SOURCE MATERIAL >>
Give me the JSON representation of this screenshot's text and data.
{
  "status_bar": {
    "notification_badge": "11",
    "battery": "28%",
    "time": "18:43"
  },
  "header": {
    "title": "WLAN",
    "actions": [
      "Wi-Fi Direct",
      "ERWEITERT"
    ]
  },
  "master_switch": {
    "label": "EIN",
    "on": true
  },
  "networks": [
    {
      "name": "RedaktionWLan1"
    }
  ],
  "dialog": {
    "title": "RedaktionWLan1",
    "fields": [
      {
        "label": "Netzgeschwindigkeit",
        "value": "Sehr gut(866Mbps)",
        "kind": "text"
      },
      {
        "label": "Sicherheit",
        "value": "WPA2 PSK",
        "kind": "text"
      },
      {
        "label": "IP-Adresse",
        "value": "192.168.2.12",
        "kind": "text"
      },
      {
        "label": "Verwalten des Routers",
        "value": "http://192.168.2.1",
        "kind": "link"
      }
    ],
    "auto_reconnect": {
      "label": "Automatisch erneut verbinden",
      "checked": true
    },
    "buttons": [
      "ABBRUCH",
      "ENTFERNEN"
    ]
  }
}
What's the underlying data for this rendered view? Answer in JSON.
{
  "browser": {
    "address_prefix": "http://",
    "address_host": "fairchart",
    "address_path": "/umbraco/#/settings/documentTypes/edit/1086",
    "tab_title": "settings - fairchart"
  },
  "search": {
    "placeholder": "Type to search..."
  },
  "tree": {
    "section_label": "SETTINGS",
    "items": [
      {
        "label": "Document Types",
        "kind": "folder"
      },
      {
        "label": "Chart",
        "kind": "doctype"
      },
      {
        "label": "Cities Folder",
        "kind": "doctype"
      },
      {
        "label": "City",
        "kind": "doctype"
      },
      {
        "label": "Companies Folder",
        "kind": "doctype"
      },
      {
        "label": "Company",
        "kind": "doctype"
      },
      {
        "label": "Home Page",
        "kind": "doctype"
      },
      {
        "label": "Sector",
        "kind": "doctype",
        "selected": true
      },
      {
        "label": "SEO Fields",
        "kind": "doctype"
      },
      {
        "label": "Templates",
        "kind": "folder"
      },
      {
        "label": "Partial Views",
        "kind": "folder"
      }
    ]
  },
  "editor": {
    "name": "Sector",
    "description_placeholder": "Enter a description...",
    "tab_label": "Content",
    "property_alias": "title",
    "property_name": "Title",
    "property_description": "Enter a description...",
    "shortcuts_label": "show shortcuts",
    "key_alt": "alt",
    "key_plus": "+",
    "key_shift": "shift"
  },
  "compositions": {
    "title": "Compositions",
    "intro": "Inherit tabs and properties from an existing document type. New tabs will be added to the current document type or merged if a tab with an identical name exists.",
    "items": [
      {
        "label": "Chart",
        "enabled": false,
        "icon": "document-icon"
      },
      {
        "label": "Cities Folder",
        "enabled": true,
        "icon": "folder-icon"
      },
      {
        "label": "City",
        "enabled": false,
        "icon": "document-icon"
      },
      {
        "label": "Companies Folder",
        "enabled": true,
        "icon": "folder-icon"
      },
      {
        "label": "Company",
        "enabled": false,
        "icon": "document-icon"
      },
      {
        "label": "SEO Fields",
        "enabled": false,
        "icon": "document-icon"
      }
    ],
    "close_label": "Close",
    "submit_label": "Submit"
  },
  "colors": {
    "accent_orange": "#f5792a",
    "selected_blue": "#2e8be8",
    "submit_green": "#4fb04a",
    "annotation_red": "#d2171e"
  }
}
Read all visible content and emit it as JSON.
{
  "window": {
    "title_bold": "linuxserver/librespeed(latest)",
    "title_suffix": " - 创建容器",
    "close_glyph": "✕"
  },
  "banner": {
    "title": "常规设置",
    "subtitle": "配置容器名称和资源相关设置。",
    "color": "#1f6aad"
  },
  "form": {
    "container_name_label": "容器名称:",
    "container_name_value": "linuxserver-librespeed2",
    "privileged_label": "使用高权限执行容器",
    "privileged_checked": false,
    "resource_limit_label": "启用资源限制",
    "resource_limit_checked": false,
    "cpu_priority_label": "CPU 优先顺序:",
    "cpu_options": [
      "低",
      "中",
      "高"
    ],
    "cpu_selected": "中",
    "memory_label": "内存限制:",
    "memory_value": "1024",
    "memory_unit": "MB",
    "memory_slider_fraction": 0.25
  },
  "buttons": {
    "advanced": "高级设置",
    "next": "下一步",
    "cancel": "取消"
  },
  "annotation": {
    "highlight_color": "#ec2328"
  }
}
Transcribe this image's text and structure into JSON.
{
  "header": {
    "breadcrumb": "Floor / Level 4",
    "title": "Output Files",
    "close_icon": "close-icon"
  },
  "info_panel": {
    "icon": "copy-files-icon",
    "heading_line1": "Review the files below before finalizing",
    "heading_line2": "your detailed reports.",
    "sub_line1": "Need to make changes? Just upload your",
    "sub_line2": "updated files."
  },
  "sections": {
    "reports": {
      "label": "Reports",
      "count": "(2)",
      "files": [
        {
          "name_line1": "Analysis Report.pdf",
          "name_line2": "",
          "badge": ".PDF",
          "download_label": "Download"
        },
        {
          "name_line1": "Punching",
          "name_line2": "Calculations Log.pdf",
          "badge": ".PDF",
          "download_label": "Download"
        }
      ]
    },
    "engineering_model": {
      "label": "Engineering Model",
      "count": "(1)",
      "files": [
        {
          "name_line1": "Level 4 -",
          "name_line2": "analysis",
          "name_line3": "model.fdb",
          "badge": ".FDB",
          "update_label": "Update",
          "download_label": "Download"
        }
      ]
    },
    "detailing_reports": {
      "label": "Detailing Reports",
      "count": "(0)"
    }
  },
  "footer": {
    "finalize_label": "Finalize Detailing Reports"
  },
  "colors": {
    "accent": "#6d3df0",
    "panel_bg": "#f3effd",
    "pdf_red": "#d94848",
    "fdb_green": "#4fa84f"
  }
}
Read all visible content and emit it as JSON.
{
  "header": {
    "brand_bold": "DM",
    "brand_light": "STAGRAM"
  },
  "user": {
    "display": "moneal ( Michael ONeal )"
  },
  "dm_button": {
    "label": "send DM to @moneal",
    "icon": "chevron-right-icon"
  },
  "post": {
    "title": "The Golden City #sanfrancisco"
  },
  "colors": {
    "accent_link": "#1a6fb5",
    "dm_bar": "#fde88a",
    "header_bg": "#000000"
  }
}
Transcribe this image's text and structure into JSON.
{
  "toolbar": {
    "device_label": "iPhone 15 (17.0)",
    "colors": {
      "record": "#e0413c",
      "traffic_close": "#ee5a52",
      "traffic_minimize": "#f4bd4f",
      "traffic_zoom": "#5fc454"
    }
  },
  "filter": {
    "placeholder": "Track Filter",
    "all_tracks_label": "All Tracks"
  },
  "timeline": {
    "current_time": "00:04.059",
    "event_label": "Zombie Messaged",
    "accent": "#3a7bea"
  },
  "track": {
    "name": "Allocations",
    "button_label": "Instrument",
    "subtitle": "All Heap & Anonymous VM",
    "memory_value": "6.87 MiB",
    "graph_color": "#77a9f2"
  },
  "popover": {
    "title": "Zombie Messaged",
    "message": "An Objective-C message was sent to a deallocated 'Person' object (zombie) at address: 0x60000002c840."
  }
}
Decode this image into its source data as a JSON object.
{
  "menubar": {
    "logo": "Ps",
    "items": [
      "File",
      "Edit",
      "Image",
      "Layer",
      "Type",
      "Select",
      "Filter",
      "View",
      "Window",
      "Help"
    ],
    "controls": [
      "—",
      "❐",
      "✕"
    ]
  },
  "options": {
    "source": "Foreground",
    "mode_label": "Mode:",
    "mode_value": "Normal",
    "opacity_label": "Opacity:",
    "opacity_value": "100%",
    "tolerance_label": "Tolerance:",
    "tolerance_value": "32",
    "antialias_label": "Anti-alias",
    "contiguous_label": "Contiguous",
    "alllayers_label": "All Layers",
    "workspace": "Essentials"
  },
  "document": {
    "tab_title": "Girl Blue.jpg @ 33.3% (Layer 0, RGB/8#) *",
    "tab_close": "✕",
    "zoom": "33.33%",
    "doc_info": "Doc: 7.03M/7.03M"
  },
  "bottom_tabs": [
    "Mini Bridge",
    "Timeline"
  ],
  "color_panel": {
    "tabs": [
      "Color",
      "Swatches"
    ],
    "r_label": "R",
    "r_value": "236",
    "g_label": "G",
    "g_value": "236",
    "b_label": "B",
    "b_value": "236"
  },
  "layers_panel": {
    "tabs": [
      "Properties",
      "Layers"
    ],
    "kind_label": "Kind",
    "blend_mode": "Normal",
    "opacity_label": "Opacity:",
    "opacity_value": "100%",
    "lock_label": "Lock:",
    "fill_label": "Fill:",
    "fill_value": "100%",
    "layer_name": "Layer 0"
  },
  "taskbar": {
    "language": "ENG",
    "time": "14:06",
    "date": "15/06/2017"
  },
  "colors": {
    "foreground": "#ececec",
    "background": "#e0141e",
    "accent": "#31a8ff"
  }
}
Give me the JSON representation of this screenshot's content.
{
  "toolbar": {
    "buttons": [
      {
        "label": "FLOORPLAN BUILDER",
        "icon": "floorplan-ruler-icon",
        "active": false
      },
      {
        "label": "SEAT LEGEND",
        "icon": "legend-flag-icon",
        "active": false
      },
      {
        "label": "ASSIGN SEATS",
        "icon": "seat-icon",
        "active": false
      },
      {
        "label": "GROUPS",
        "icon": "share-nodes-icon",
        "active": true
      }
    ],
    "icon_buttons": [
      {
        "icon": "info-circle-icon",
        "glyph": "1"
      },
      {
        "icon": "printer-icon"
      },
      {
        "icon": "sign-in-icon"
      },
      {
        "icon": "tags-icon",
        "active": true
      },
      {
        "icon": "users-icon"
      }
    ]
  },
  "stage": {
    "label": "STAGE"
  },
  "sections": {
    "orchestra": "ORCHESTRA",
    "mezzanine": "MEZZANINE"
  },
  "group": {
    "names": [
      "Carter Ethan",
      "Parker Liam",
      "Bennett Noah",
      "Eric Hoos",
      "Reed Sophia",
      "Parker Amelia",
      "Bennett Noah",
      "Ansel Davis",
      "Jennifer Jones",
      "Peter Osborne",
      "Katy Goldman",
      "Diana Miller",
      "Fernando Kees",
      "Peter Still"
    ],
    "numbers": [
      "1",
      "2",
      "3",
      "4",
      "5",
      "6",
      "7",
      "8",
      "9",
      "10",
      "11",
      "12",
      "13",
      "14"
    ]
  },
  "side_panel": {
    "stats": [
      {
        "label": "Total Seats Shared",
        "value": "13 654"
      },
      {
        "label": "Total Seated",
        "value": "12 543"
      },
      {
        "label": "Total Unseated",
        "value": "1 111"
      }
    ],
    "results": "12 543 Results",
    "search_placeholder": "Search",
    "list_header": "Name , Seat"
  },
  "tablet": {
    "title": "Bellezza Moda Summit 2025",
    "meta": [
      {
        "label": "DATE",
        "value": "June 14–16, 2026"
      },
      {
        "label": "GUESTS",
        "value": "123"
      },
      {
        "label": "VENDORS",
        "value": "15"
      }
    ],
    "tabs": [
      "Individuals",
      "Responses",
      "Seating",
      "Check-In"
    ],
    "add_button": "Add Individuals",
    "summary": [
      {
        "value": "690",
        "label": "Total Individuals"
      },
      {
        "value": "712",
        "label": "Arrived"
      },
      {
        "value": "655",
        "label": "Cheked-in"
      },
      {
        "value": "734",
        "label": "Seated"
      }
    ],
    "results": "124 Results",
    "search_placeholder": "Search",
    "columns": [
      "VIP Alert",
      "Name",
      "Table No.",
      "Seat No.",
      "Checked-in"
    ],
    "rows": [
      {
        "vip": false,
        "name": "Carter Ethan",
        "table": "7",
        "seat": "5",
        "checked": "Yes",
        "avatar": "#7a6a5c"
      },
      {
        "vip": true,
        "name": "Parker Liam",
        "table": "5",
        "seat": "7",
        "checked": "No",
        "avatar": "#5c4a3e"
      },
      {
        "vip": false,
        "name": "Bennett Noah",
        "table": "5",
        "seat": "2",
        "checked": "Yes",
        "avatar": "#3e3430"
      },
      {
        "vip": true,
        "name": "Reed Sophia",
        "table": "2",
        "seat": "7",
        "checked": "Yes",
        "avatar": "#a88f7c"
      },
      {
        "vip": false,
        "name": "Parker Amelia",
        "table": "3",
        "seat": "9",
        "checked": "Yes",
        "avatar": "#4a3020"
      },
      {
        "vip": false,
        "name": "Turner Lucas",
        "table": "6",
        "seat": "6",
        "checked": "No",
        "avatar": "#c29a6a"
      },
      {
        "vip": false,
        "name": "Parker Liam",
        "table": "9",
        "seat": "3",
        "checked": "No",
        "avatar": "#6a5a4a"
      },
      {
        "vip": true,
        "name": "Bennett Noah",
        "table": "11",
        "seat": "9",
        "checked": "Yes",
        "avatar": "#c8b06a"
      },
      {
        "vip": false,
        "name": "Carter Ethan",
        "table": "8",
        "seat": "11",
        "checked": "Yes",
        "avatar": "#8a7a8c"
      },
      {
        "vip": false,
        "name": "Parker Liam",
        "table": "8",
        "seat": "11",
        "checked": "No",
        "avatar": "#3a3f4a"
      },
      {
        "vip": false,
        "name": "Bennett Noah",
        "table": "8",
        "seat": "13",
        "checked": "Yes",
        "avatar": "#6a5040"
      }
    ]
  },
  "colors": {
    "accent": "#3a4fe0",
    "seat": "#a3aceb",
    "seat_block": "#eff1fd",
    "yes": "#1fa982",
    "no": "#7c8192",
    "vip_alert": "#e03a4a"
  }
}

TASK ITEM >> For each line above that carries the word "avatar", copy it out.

TASK SOLUTION >>
        "avatar": "#7a6a5c"
        "avatar": "#5c4a3e"
        "avatar": "#3e3430"
        "avatar": "#a88f7c"
        "avatar": "#4a3020"
        "avatar": "#c29a6a"
        "avatar": "#6a5a4a"
        "avatar": "#c8b06a"
        "avatar": "#8a7a8c"
        "avatar": "#3a3f4a"
        "avatar": "#6a5040"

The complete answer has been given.